Many people have a fear of public speaking. They fear they will not be able to deliver the goods when they get up behind the podium or when the spotlight shines on them. Anyone can learn how to give a good speech by preparing and practicing in advance.
These tips can help you overcome your fear of public speaking.
As soon as you learn you will be speaking, you should begin preparing your speech. Your comfort level depends on the confidence you can build with practice. When you do not have to make it all up on the spot, you will find it easier to face the crowd.
By rehearsing ahead of time, you can also ensure your words fit the time allotted, and you will find solutions to those spots where you tongue stumbles. Preparation does not have to take a lot of time, but the sooner begun, the better chance you have of giving your speech preparation the time it needs.
Many people focus on their speech topic and lose sight of the goal, which is not always the same thing. Your goal is the action you want listeners to take at the end of the speech.
Your topic may be your focus for 95% of your speech, and that is fine, as long as your speech leads up your goal as the logical next step everyone takes at the end.
Consider this: Sally is a gibbon researcher who travels to the US on a fundraising tour. She gives speeches about the behaviors of gibbons in the wild. The speeches she gives may be very different depending on her

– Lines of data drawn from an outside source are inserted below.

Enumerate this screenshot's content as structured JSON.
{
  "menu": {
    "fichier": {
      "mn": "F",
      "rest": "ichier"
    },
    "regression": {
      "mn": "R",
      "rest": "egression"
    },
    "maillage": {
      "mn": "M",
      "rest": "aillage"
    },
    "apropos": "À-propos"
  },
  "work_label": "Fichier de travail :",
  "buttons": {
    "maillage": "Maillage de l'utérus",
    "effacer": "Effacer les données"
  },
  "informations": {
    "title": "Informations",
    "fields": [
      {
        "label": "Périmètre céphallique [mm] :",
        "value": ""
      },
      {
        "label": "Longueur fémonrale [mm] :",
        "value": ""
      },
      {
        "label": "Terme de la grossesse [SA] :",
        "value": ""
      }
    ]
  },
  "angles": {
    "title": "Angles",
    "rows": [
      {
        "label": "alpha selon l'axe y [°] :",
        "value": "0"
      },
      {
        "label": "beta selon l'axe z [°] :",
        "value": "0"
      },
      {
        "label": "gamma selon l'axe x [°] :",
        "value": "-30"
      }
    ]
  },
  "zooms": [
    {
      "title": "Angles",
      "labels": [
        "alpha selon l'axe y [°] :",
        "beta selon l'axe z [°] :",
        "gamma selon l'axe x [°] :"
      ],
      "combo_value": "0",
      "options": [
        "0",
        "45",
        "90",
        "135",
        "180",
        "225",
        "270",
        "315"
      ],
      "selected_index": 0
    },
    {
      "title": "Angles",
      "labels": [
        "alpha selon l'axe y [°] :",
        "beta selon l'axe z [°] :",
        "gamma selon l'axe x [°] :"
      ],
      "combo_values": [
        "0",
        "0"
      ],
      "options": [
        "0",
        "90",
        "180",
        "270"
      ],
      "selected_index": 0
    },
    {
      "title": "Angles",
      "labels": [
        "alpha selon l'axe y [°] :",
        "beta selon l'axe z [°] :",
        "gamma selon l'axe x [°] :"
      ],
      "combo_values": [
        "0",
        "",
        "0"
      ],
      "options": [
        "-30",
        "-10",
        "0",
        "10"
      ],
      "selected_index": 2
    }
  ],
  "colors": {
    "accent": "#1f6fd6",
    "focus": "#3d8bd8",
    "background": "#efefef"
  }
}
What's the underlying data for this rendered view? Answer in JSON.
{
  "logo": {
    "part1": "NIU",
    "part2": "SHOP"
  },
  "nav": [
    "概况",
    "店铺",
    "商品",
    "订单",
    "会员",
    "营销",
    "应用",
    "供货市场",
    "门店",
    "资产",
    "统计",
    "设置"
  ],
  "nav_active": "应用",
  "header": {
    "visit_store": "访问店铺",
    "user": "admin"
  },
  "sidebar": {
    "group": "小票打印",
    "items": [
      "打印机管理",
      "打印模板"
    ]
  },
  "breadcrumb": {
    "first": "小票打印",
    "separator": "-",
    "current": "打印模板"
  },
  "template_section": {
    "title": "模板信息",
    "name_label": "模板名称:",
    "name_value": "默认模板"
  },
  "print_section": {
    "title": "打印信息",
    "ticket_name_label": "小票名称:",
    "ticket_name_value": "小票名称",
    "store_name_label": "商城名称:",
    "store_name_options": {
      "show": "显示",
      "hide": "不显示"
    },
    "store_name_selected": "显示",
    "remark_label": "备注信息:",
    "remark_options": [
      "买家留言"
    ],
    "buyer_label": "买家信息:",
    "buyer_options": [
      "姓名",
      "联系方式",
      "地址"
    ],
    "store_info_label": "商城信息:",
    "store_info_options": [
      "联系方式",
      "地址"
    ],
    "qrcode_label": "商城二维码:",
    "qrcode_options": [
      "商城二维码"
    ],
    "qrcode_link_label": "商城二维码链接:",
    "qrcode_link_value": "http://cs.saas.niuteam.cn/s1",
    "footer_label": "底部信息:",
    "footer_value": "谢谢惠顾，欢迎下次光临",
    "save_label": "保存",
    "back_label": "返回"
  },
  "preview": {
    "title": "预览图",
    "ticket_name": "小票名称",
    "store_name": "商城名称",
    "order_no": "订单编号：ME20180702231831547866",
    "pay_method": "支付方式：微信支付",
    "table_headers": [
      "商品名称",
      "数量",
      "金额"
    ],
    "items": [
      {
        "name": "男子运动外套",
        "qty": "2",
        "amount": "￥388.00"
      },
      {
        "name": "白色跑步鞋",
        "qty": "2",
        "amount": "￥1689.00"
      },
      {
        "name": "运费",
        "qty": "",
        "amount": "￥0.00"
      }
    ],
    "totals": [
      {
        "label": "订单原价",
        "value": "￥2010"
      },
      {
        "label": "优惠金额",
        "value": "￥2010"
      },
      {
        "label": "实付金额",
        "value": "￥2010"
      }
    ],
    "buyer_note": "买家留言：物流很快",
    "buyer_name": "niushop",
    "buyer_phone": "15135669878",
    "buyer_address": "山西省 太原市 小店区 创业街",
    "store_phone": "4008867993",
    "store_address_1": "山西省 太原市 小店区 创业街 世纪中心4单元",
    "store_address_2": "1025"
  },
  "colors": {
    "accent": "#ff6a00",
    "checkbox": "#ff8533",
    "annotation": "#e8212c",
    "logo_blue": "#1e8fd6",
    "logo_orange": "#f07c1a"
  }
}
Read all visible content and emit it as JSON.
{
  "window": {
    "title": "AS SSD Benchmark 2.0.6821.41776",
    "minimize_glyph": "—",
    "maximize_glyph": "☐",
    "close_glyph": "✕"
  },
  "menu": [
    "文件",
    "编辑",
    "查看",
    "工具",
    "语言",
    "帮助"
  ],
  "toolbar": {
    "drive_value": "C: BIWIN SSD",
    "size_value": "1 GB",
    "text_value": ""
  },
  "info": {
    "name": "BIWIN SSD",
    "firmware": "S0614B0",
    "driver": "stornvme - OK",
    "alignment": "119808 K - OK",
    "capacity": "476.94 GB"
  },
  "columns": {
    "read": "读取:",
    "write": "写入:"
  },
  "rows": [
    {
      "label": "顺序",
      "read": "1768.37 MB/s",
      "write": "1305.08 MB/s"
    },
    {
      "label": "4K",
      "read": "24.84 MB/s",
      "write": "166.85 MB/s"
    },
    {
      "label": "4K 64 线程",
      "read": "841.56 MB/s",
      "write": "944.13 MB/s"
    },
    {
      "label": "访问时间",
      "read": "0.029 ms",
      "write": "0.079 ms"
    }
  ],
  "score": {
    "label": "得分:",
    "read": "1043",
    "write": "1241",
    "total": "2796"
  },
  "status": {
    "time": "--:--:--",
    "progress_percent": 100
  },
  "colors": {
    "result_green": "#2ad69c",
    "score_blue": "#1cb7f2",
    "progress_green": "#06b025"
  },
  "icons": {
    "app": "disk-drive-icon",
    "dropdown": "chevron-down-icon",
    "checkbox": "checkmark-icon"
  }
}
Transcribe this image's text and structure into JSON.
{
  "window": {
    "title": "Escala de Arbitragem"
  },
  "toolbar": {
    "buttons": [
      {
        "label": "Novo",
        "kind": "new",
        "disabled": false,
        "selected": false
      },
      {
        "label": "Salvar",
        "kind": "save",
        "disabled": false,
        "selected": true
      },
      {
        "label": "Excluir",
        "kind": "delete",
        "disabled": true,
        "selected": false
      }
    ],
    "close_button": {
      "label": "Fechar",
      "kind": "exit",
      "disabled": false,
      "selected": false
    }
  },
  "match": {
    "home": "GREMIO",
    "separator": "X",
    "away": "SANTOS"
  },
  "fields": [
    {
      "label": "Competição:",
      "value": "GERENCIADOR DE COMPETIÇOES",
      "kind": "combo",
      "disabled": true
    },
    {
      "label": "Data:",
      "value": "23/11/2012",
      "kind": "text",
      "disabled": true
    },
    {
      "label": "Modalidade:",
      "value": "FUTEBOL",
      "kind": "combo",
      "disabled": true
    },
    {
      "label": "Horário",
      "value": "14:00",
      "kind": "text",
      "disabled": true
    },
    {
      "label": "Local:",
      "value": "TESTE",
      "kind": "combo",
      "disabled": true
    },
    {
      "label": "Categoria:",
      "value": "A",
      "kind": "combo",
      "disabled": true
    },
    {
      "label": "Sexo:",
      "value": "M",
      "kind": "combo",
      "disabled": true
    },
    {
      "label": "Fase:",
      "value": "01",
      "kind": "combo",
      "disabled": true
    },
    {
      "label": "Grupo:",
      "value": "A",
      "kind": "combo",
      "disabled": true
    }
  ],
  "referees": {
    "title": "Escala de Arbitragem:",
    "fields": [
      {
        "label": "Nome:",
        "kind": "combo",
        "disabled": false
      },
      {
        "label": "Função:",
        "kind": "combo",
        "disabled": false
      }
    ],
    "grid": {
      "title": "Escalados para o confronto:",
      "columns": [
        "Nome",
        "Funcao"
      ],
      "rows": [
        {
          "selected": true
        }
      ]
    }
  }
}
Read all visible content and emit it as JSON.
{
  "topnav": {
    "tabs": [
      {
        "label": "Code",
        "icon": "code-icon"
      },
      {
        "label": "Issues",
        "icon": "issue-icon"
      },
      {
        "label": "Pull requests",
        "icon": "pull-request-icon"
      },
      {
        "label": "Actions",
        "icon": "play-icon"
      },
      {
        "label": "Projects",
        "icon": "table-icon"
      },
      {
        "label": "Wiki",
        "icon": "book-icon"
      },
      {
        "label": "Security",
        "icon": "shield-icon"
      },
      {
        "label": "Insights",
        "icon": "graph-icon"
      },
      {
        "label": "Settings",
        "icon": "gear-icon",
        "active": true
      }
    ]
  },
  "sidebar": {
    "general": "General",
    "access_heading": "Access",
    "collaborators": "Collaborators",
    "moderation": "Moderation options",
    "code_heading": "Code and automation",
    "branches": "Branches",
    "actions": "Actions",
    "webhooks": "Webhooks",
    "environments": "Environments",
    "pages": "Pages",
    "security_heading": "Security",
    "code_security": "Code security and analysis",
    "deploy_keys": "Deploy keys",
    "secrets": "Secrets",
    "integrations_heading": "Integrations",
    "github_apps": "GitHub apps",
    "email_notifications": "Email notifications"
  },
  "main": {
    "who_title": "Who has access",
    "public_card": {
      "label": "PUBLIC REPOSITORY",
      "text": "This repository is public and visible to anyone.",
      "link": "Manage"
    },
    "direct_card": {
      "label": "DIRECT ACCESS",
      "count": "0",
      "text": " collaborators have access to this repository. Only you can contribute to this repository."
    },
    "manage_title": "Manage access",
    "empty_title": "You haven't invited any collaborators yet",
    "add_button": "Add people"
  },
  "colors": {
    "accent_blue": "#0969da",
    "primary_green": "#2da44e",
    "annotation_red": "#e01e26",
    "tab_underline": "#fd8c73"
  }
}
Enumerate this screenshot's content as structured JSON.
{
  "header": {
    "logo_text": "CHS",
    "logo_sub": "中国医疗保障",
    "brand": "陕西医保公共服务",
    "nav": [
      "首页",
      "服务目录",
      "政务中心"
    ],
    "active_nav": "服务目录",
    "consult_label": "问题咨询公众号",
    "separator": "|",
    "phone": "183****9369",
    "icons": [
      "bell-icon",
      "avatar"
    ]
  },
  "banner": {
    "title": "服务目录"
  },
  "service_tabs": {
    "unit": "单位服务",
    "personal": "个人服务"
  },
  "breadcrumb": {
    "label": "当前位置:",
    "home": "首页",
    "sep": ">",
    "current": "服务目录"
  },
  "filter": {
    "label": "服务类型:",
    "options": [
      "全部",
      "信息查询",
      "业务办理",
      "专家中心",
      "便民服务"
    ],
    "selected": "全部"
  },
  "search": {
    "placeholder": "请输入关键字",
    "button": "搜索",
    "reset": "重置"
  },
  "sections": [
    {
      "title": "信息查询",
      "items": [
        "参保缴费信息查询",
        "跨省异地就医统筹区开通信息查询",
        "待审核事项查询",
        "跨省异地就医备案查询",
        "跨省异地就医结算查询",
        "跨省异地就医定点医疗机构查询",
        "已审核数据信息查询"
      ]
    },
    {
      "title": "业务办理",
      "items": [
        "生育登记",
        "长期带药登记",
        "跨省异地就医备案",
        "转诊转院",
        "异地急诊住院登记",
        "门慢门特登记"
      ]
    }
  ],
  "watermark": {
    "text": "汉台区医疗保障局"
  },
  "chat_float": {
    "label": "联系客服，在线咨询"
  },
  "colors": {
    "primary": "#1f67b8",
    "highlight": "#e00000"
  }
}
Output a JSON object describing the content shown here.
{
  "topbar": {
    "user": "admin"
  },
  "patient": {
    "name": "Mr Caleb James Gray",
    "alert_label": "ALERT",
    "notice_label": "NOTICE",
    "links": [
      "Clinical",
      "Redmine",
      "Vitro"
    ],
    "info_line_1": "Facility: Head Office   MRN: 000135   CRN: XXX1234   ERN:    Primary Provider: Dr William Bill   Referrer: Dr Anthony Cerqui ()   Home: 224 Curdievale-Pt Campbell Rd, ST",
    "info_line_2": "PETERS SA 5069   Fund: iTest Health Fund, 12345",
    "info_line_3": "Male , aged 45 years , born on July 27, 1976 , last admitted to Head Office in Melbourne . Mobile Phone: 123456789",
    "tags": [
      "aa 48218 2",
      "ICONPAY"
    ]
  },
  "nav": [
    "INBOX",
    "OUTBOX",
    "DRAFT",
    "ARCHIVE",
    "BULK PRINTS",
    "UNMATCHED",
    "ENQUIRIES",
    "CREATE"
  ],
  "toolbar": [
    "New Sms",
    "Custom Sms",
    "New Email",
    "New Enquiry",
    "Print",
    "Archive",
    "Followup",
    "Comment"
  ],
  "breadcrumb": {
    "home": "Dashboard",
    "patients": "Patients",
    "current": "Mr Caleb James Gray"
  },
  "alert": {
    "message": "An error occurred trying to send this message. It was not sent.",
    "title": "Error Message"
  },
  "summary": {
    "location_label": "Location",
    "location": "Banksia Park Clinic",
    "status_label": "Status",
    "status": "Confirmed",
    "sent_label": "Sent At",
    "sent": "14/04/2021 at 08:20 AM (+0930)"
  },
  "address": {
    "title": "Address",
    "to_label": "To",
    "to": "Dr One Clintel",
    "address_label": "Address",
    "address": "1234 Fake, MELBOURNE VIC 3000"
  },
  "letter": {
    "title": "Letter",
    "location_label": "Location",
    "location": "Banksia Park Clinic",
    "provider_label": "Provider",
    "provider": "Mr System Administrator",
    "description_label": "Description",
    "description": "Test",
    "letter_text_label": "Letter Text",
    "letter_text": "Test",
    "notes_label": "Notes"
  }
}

With the first group, they are already on an email list of donors, they already have an introduction to these gibbons, so the goal is fundraising. With the second group, if she went straight for the fundraising angle, she might lose any chance of communicating with those who need more time to learn gibbons and their needs.
When you begin to write your speech you should focus on your topic, and make a list of the bullet points you want to cover. This can help you balance your speech and make sure every point is addressed.
Once you have a list of topics, consider places you can insert an anecdote, example, or even a joke to help make your point. People love stories and the more stories you tell, the more engaged your audience is likely to be.
For most people, it won't sound natural if you memorize your speech word for word, but it does help to write out the speech in full, to be sure it covers everything you want to say and fits the timetable.
If you will have a power point presentation, you will have the advantage of notes that guide you through your speech. Do not put every word on the screen. People come to see you in person so they can get more than they would simply reading your text. Better to alternate slides of emphasized information with images that entertain and engage.
Make your notes on index cards if you will not have a projector for your presentation.
Rehearse your speech all the way through and time it with a stopwatch. If you are far off your target time, adjust by adding and subtracting stories or detail.
When you have to cut the length of your speech consider whether there is a section you can excerpt and offer separate from your speech.
Maybe you had planned to explain the history of your craft in your speech, but you find you will not have time to do more than cover five top tips for success in the field. You can offer the historical information in a hand out after your speech or send it along in a pdf for those who sign up to your email list.
When practicing your speech, note the places where you stumble, so you can practice those passages to make them smoother. Double check pronunciations on any words that you do not commonly use.
As you practice giving your speech, listen for those places you can modulate your voice for greater effect. Try speaking louder, softer, faster, or slower when appropriate in your speech. Exaggerate a little to get their attention.
Do not worry if you have to pause for a moment from time to time. You may need to catch your breath or regain your train of thought.
Pauses sound much longer for the speaker than they do for the listeners. In fact, one common mistake of beginning speakers is speaking too fast. Take time to breathe between paragraphs. Pause and let your point sink in.
If you can visit the place where you will speak ahead of time, take advantage of the opportunity to see how much room you will have to move to around.
Use the space you are given to create interest with the crowd. Try to punctuate your speech with your actions. Some gestures you may want to try:
Not every gesture needs to be grand, but body language cues are a big part of human communication.
The prospect of facing a crowd excites our "fight or flight" response. This can lead to increased pulse rate and shallow breathing. If left unchecked, it can get much worse.
You can use breathing techniques to control your body's response to your fear of public speaking. As the time for your speech approaches, practice taking slow, deep breaths to calm your nerves. Focus on a soothing thought or image to stop your thoughts from racing.
If you can relax your body in the moments leading up to your presentation, and you have prepared your speech in advance, you should find you gain momentum once you start speaking.
At the end of your speech, you may want to continue the dialogue with your audience. When speaking to a crowd of people who are not already members of your organization, you can capture your listeners' emails, so you can extend the relationship beyond this one encounter.
We offer a lead capture tool specifically designed for achieving this goal. We make it easy for you to flow from your speech into lead capture, allowing you to build your list and share more in-depth information.
When you know how to give a good speech, you will find it very easy to persuade people to support your causes. With a lead capture plan in place you can continue to promote your causes to people already swayed to your opinion. Remember to use these tips to prepare for your next presentation.